The other day I took my children to the park for a play date. It was one of those fantastic North Carolina days where the air was warm, the breeze was light, and one could forget that it was winter. My girlfriend was lamenting how her son, “Isaac,” was being punished at school by having his recess revoked and getting the dreaded silent lunches. This sweet boy has a heart of gold and is incredibly bright, but struggles in the classroom due to his ADHD. I know, you are all eye rolling and head nodding — if you have a child with ADHD, then there’s about a 100% chance that your kiddo has been forced to have a similar consequence.
There’s a lot more to ADHD.
As I said a couple weeks ago, in my latest book, The Insider’s Guide to ADHD: Adults with ADHD Reveal the Secret to Parenting Kids with ADHD, I devote nearly an entire chapter to all the parts of ADHD that doctors, therapists, and teachers don’t tell parents about upon diagnosis, or sometimes ever. There’s inflexibility, meltdowns, sensory processing struggles, executive functioning deficits, etc. So, I decided to make “All the Other Stuff They Don’t Tell You” a regular series here on the blog — it’s a lot of information. Today I’m going to discuss what I consider hell-on-earth for kids with ADHD and/or autism: SCHOOL.

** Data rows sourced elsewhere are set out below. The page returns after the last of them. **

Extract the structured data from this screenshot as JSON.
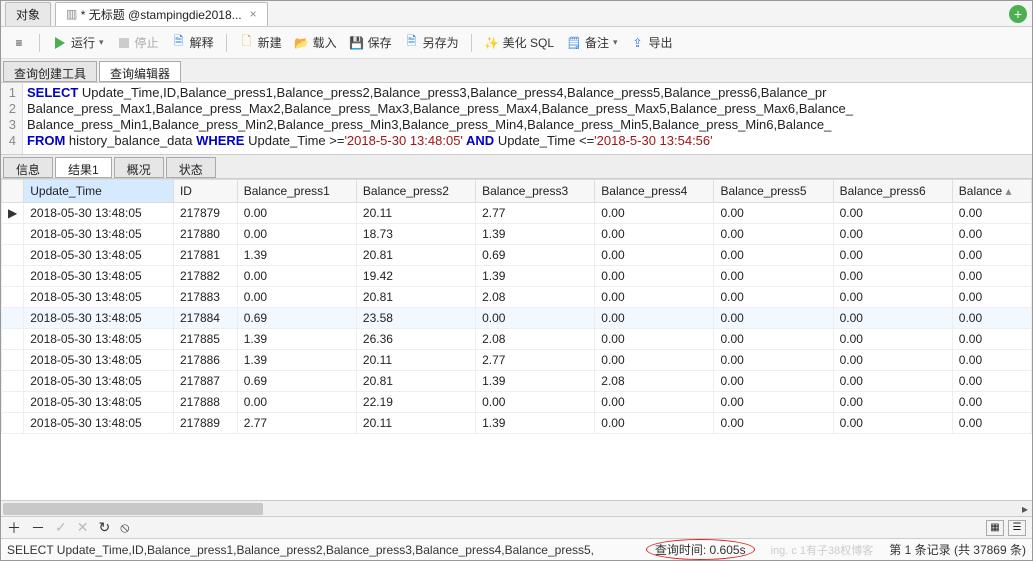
{
  "tabs": {
    "object": "对象",
    "main_icon": "▥",
    "main": "* 无标题 @stampingdie2018..."
  },
  "toolbar": {
    "run": "运行",
    "stop": "停止",
    "explain": "解释",
    "new": "新建",
    "load": "载入",
    "save": "保存",
    "saveas": "另存为",
    "beautify": "美化 SQL",
    "note": "备注",
    "export": "导出"
  },
  "subtabs": {
    "builder": "查询创建工具",
    "editor": "查询编辑器"
  },
  "sql": {
    "l1a": "SELECT",
    "l1b": " Update_Time,ID,Balance_press1,Balance_press2,Balance_press3,Balance_press4,Balance_press5,Balance_press6,Balance_pr",
    "l2": "Balance_press_Max1,Balance_press_Max2,Balance_press_Max3,Balance_press_Max4,Balance_press_Max5,Balance_press_Max6,Balance_",
    "l3": "Balance_press_Min1,Balance_press_Min2,Balance_press_Min3,Balance_press_Min4,Balance_press_Min5,Balance_press_Min6,Balance_",
    "l4a": "FROM",
    "l4b": " history_balance_data ",
    "l4c": "WHERE",
    "l4d": " Update_Time >=",
    "l4e": "'2018-5-30 13:48:05'",
    "l4f": " AND",
    "l4g": " Update_Time <=",
    "l4h": "'2018-5-30 13:54:56'"
  },
  "gutter": [
    "1",
    "2",
    "3",
    "4"
  ],
  "midtabs": {
    "info": "信息",
    "result": "结果1",
    "profile": "概况",
    "status": "状态"
  },
  "cols": [
    "Update_Time",
    "ID",
    "Balance_press1",
    "Balance_press2",
    "Balance_press3",
    "Balance_press4",
    "Balance_press5",
    "Balance_press6",
    "Balance"
  ],
  "rows": [
    {
      "t": "2018-05-30 13:48:05",
      "id": "217879",
      "p1": "0.00",
      "p2": "20.11",
      "p3": "2.77",
      "p4": "0.00",
      "p5": "0.00",
      "p6": "0.00",
      "p7": "0.00"
    },
    {
      "t": "2018-05-30 13:48:05",
      "id": "217880",
      "p1": "0.00",
      "p2": "18.73",
      "p3": "1.39",
      "p4": "0.00",
      "p5": "0.00",
      "p6": "0.00",
      "p7": "0.00"
    },
    {
      "t": "2018-05-30 13:48:05",
      "id": "217881",
      "p1": "1.39",
      "p2": "20.81",
      "p3": "0.69",
      "p4": "0.00",
      "p5": "0.00",
      "p6": "0.00",
      "p7": "0.00"
    },
    {
      "t": "2018-05-30 13:48:05",
      "id": "217882",
      "p1": "0.00",
      "p2": "19.42",
      "p3": "1.39",
      "p4": "0.00",
      "p5": "0.00",
      "p6": "0.00",
      "p7": "0.00"
    },
    {
      "t": "2018-05-30 13:48:05",
      "id": "217883",
      "p1": "0.00",
      "p2": "20.81",
      "p3": "2.08",
      "p4": "0.00",
      "p5": "0.00",
      "p6": "0.00",
      "p7": "0.00"
    },
    {
      "t": "2018-05-30 13:48:05",
      "id": "217884",
      "p1": "0.69",
      "p2": "23.58",
      "p3": "0.00",
      "p4": "0.00",
      "p5": "0.00",
      "p6": "0.00",
      "p7": "0.00",
      "hl": true
    },
    {
      "t": "2018-05-30 13:48:05",
      "id": "217885",
      "p1": "1.39",
      "p2": "26.36",
      "p3": "2.08",
      "p4": "0.00",
      "p5": "0.00",
      "p6": "0.00",
      "p7": "0.00"
    },
    {
      "t": "2018-05-30 13:48:05",
      "id": "217886",
      "p1": "1.39",
      "p2": "20.11",
      "p3": "2.77",
      "p4": "0.00",
      "p5": "0.00",
      "p6": "0.00",
      "p7": "0.00"
    },
    {
      "t": "2018-05-30 13:48:05",
      "id": "217887",
      "p1": "0.69",
      "p2": "20.81",
      "p3": "1.39",
      "p4": "2.08",
      "p5": "0.00",
      "p6": "0.00",
      "p7": "0.00"
    },
    {
      "t": "2018-05-30 13:48:05",
      "id": "217888",
      "p1": "0.00",
      "p2": "22.19",
      "p3": "0.00",
      "p4": "0.00",
      "p5": "0.00",
      "p6": "0.00",
      "p7": "0.00"
    },
    {
      "t": "2018-05-30 13:48:05",
      "id": "217889",
      "p1": "2.77",
      "p2": "20.11",
      "p3": "1.39",
      "p4": "0.00",
      "p5": "0.00",
      "p6": "0.00",
      "p7": "0.00"
    }
  ],
  "footer_sql": "SELECT Update_Time,ID,Balance_press1,Balance_press2,Balance_press3,Balance_press4,Balance_press5,",
  "query_time_label": "查询时间: 0.605s",
  "record_label": "第 1 条记录 (共 37869 条)",
  "watermark": "ing. c 1有子38权博客"
}
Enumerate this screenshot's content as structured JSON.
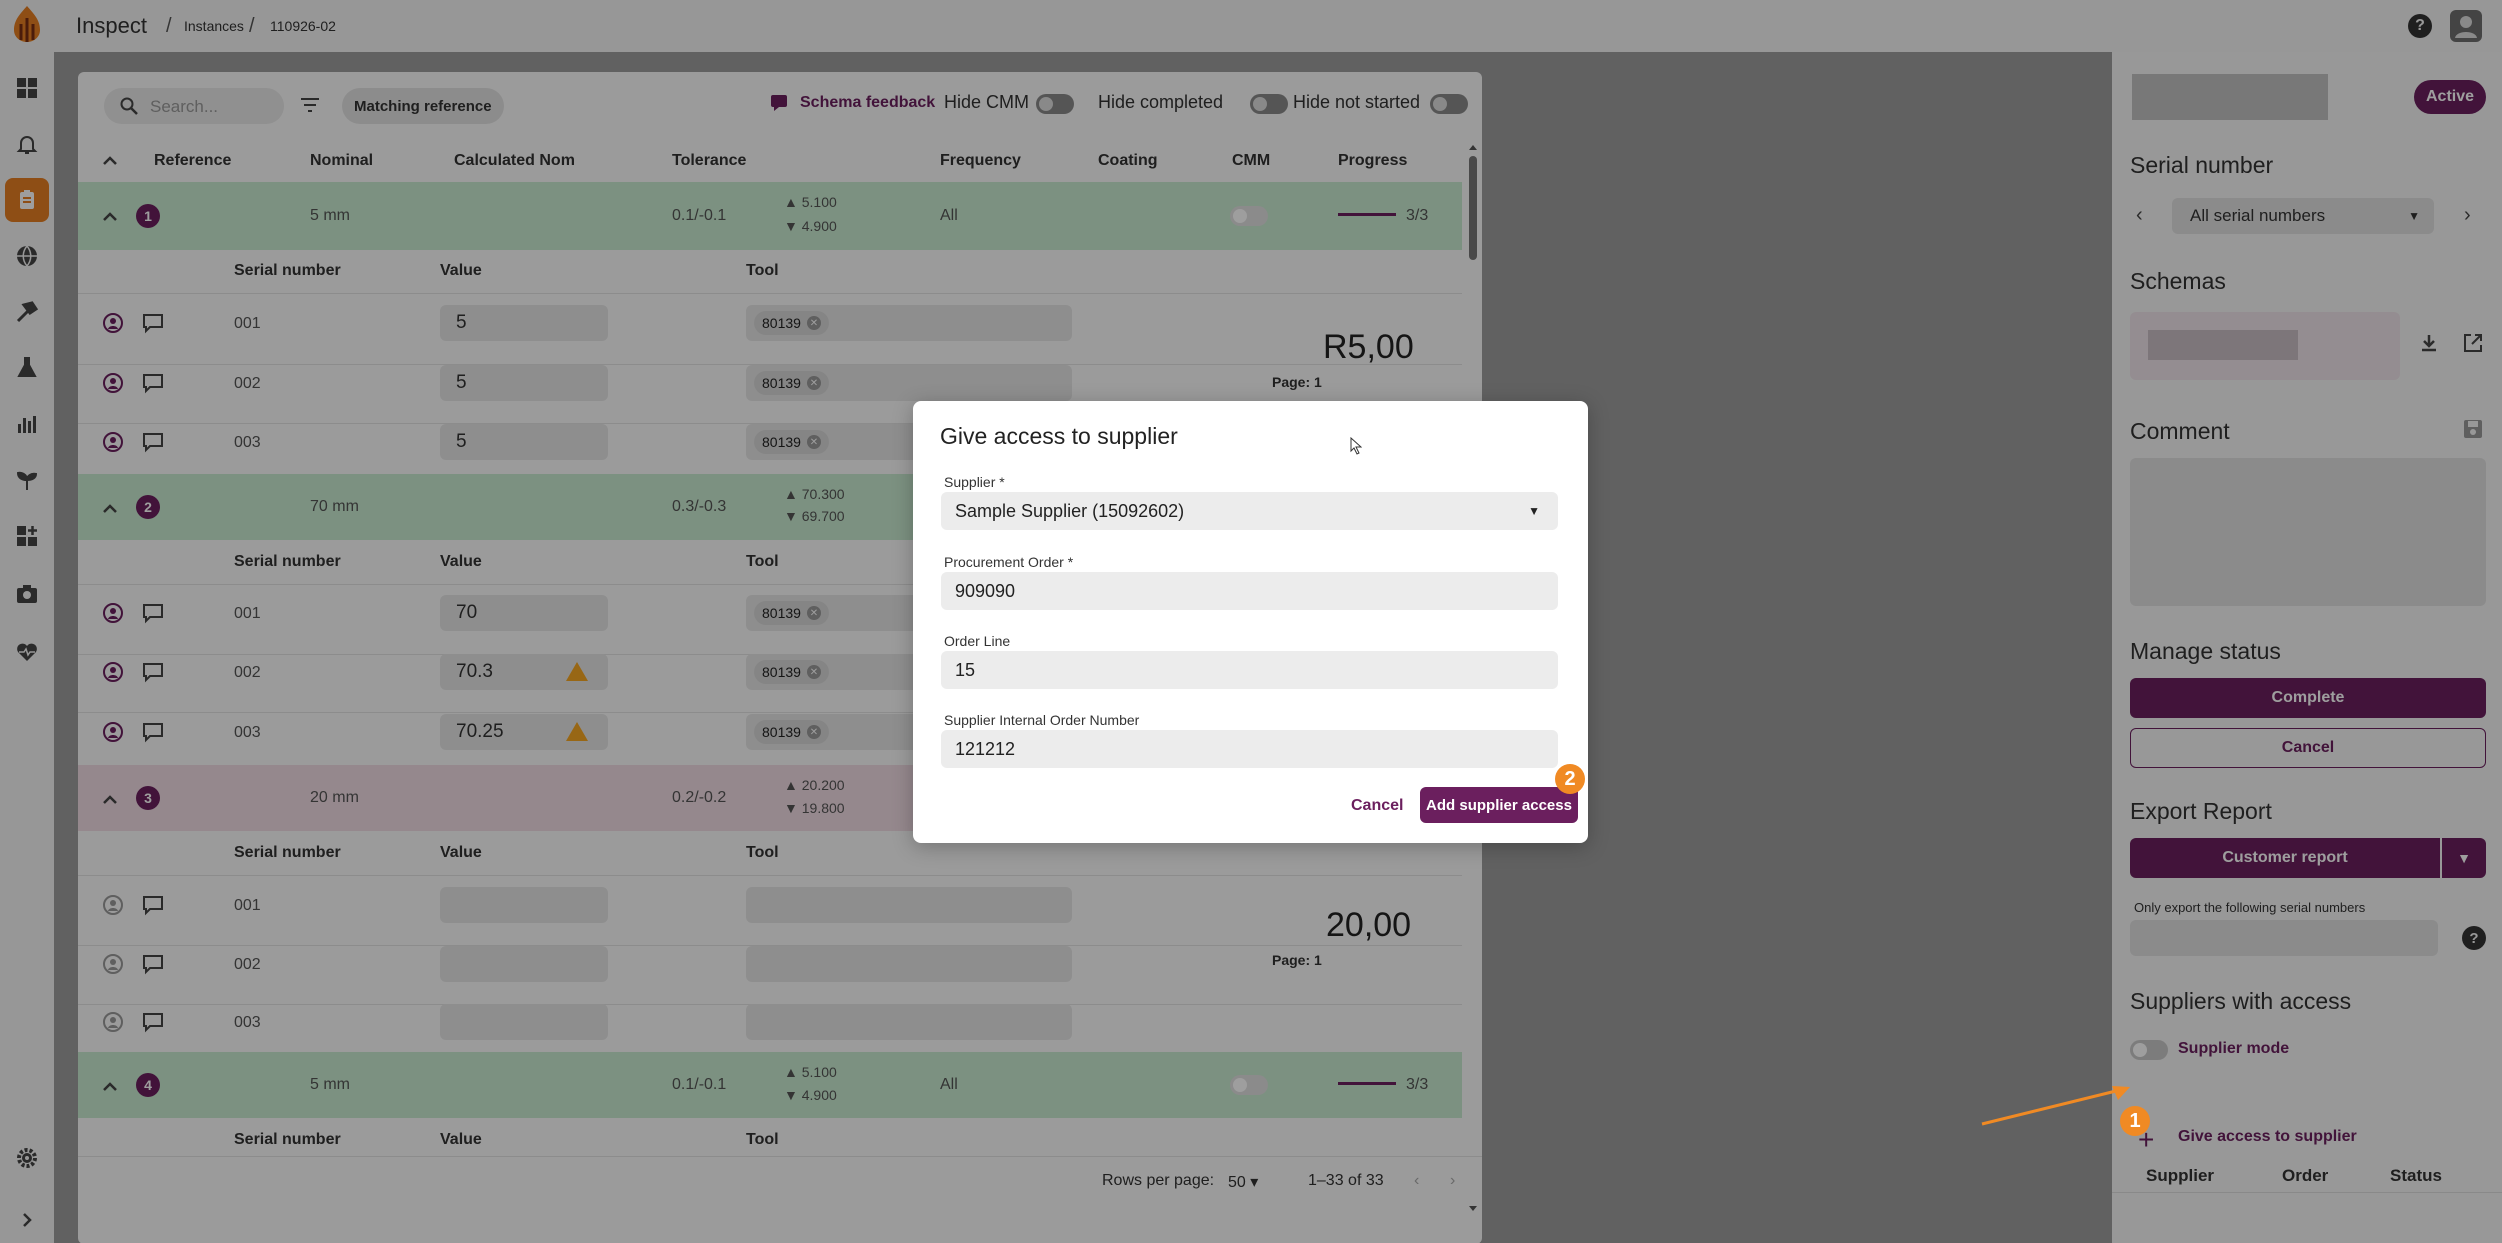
{
  "app": {
    "title": "Inspect"
  },
  "breadcrumbs": [
    "Instances",
    "110926-02"
  ],
  "toolbar": {
    "search_placeholder": "Search...",
    "matching_reference": "Matching reference",
    "schema_feedback": "Schema feedback",
    "hide_cmm": "Hide CMM",
    "hide_completed": "Hide completed",
    "hide_not_started": "Hide not started"
  },
  "table": {
    "columns": [
      "Reference",
      "Nominal",
      "Calculated Nom",
      "Tolerance",
      "Frequency",
      "Coating",
      "CMM",
      "Progress"
    ],
    "sub_columns": [
      "Serial number",
      "Value",
      "Tool"
    ],
    "groups": [
      {
        "index": "1",
        "nominal": "5 mm",
        "tolerance": "0.1/-0.1",
        "upper": "5.100",
        "lower": "4.900",
        "frequency": "All",
        "progress": "3/3",
        "progress_fraction": 1.0,
        "summary": "R5,00",
        "page": "Page: 1",
        "rows": [
          {
            "serial": "001",
            "value": "5",
            "tool": "80139"
          },
          {
            "serial": "002",
            "value": "5",
            "tool": "80139"
          },
          {
            "serial": "003",
            "value": "5",
            "tool": "80139"
          }
        ]
      },
      {
        "index": "2",
        "nominal": "70 mm",
        "tolerance": "0.3/-0.3",
        "upper": "70.300",
        "lower": "69.700",
        "rows": [
          {
            "serial": "001",
            "value": "70",
            "tool": "80139"
          },
          {
            "serial": "002",
            "value": "70.3",
            "tool": "80139"
          },
          {
            "serial": "003",
            "value": "70.25",
            "tool": "80139"
          }
        ]
      },
      {
        "index": "3",
        "nominal": "20 mm",
        "tolerance": "0.2/-0.2",
        "upper": "20.200",
        "lower": "19.800",
        "summary": "20,00",
        "page": "Page: 1",
        "rows": [
          {
            "serial": "001"
          },
          {
            "serial": "002"
          },
          {
            "serial": "003"
          }
        ]
      },
      {
        "index": "4",
        "nominal": "5 mm",
        "tolerance": "0.1/-0.1",
        "upper": "5.100",
        "lower": "4.900",
        "frequency": "All",
        "progress": "3/3",
        "progress_fraction": 1.0
      }
    ]
  },
  "pagination": {
    "rows_per_page_label": "Rows per page:",
    "rows_per_page": "50",
    "range": "1–33 of 33"
  },
  "dialog": {
    "title": "Give access to supplier",
    "supplier_label": "Supplier *",
    "supplier_value": "Sample Supplier (15092602)",
    "po_label": "Procurement Order *",
    "po_value": "909090",
    "order_line_label": "Order Line",
    "order_line_value": "15",
    "internal_label": "Supplier Internal Order Number",
    "internal_value": "121212",
    "cancel": "Cancel",
    "submit": "Add supplier access"
  },
  "right_panel": {
    "status_badge": "Active",
    "serial_title": "Serial number",
    "serial_select": "All serial numbers",
    "schemas_title": "Schemas",
    "comment_title": "Comment",
    "manage_status_title": "Manage status",
    "complete": "Complete",
    "cancel": "Cancel",
    "export_title": "Export Report",
    "customer_report": "Customer report",
    "only_export": "Only export the following serial numbers",
    "suppliers_title": "Suppliers with access",
    "supplier_mode": "Supplier mode",
    "give_access": "Give access to supplier",
    "supplier_columns": [
      "Supplier",
      "Order",
      "Status"
    ]
  },
  "annotations": [
    "1",
    "2"
  ],
  "colors": {
    "accent": "#6b1f5e",
    "brand_orange": "#e67e22",
    "annotation_orange": "#f08a24",
    "row_green": "#c8ebd0",
    "row_pink": "#f1dce4"
  }
}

My son, Ricochet, is a very sensitive individual. He gets very emotional very easily. For years, he cried over just about everything. When he was picked on, he cried. The crying in those situations lead to more bullying, and even more tears. He was often told to “act his age,” or “quit acting like a baby.” Even with the added autism diagnosis about nine months ago, people still felt this behavior wasn’t age-appropriate.
We’ve been working long and hard on how to interpret the actions of his peers. With poor nonverbal communication skills and a very literal interpretation, it has been an uphill battle, with no end in sight. He is constantly upset by the words and actions of his peers, even when they’re really showing camaraderie, because he just can’t see it. Read More
Invisible Disabilities at School
Ya’ll, I’m tired. I feel like I just fought the bull barehanded, and the bull won. Again. For the umpteenth time. It doesn’t matter how I change up my approach, or how mean or nice I am, I’m still flat on my back wondering what happened in the end.
This is what it’s like for parents to deal with the education system when they have a child with invisible special needs. If my child were non-verbal, would anyone question that he needs help? If he were deaf? Blind? Wheelchair-bound? Nope. Nope. Nope and nope. Read More
Why do schools insist on antiquated methods?
For most U.S. students, their life at home and their life at school is like living in two different centuries. At home, they use a personal computer, a tablet, a cell phone, and maybe even a smart phone. They communicate with it, read books on it, record scenes of life, and use the alarms and reminders for time management. Yet, at school, they are several decades back, still using notebooks, #2 pencils, and large, heavy, out-of-date textbooks. Why?Read More
Defining ‘Academic Success’ for Kids with ADHD, Autism
Most individuals define academic success by grades and test scores — A’s and B’s and high scores on benchmark tests are a success. In turn, average and failing grades are indicative of not being successful at school. When your child has ADHD and/or autism though, you have to modify your yardstick as well as your definition of success.
Growing up, I was expected to earn all A’s and B’s, because my parents knew that I had the intelligence and skills to do so. When I brought home a C once or twice on a report card, I was immediately grounded. These house rules taught me that grades were a measure of Read More
Don’t fall into the history trap.
As I wrote about earlier this week, the fear and anxiety around school is back, now that there is less than two weeks until back to school for Ricochet, my son with ADHD, mild autism, and dysgraphia. His history of school struggles has taught me to worry incessantly about how school will go. Couple that with starting a new school (our public middle school that serves 7th and 8th grade) and I’m in a full-on panic.
However, there are things we can all do to prepare for a new school year when we have a child with ADHD and/or autism, to ensure we, parents and kids alike, start with our best foot forward. Here are the five ways I prepare my son for a new school year.Read More
The Fear is Real
To say that our last school year was painful for my son, Ricochet, and myself, would be a gross understatement. He was so totally misunderstood by teachers and staff at the charter school he attended that it got to the point where he began harming himself at school to try to get picked up early and flee the discomfort. Every teacher and administrator Ricochet dealt with felt certain that his above-average intelligence meant he could do everything they asked him to do and more, despite Read More
Am I lazy?
I’ve been feeling quite lazy as of late. I haven’t had the motivation to do anything “extra,” and I have been a lot more lax with my kids and what they choose to do with their time. I have felt a lot of shame about this over the last several weeks, since summer started and I nearly came to a complete stop.
That is, until I realized I was simply taking time to exhale. Read More
I’m an award-winning author, parenting mentor, and ADHD-obsessed momma on a mission, dedicated to helping you survive and thrive in this special parenthood.